======== Provided records

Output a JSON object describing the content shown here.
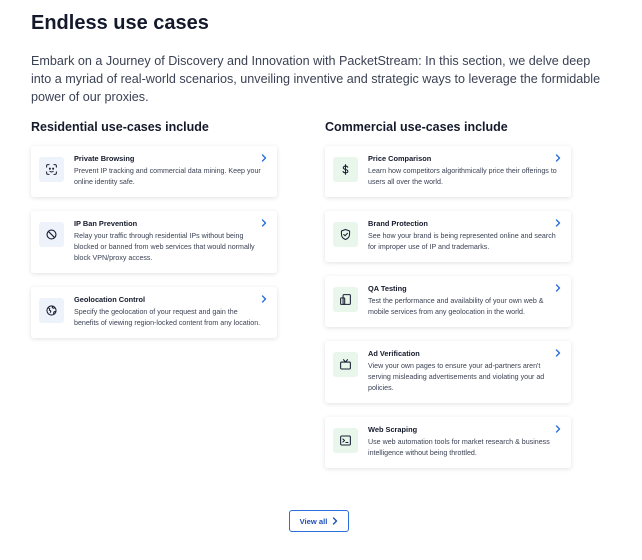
{
  "section": {
    "title": "Endless use cases",
    "intro": "Embark on a Journey of Discovery and Innovation with PacketStream: In this section, we delve deep into a myriad of real-world scenarios, unveiling inventive and strategic ways to leverage the formidable power of our proxies."
  },
  "residential": {
    "heading": "Residential use-cases include",
    "items": [
      {
        "title": "Private Browsing",
        "desc": "Prevent IP tracking and commercial data mining. Keep your online identity safe.",
        "icon": "face-scan-icon"
      },
      {
        "title": "IP Ban Prevention",
        "desc": "Relay your traffic through residential IPs without being blocked or banned from web services that would normally block VPN/proxy access.",
        "icon": "ban-icon"
      },
      {
        "title": "Geolocation Control",
        "desc": "Specify the geolocation of your request and gain the benefits of viewing region-locked content from any location.",
        "icon": "globe-icon"
      }
    ]
  },
  "commercial": {
    "heading": "Commercial use-cases include",
    "items": [
      {
        "title": "Price Comparison",
        "desc": "Learn how competitors algorithmically price their offerings to users all over the world.",
        "icon": "dollar-icon"
      },
      {
        "title": "Brand Protection",
        "desc": "See how your brand is being represented online and search for improper use of IP and trademarks.",
        "icon": "shield-check-icon"
      },
      {
        "title": "QA Testing",
        "desc": "Test the performance and availability of your own web & mobile services from any geolocation in the world.",
        "icon": "devices-icon"
      },
      {
        "title": "Ad Verification",
        "desc": "View your own pages to ensure your ad-partners aren't serving misleading advertisements and violating your ad policies.",
        "icon": "tv-icon"
      },
      {
        "title": "Web Scraping",
        "desc": "Use web automation tools for market research & business intelligence without being throttled.",
        "icon": "terminal-icon"
      }
    ]
  },
  "cta": {
    "view_all": "View all"
  },
  "colors": {
    "accent": "#2a6fdb",
    "blue_tint": "#edf2fb",
    "green_tint": "#e9f6ec",
    "heading": "#141a2b"
  }
}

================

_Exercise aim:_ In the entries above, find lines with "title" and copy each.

_Answer to this problem:_
    "title": "Endless use cases",
        "title": "Private Browsing",
        "title": "IP Ban Prevention",
        "title": "Geolocation Control",
        "title": "Price Comparison",
        "title": "Brand Protection",
        "title": "QA Testing",
        "title": "Ad Verification",
        "title": "Web Scraping",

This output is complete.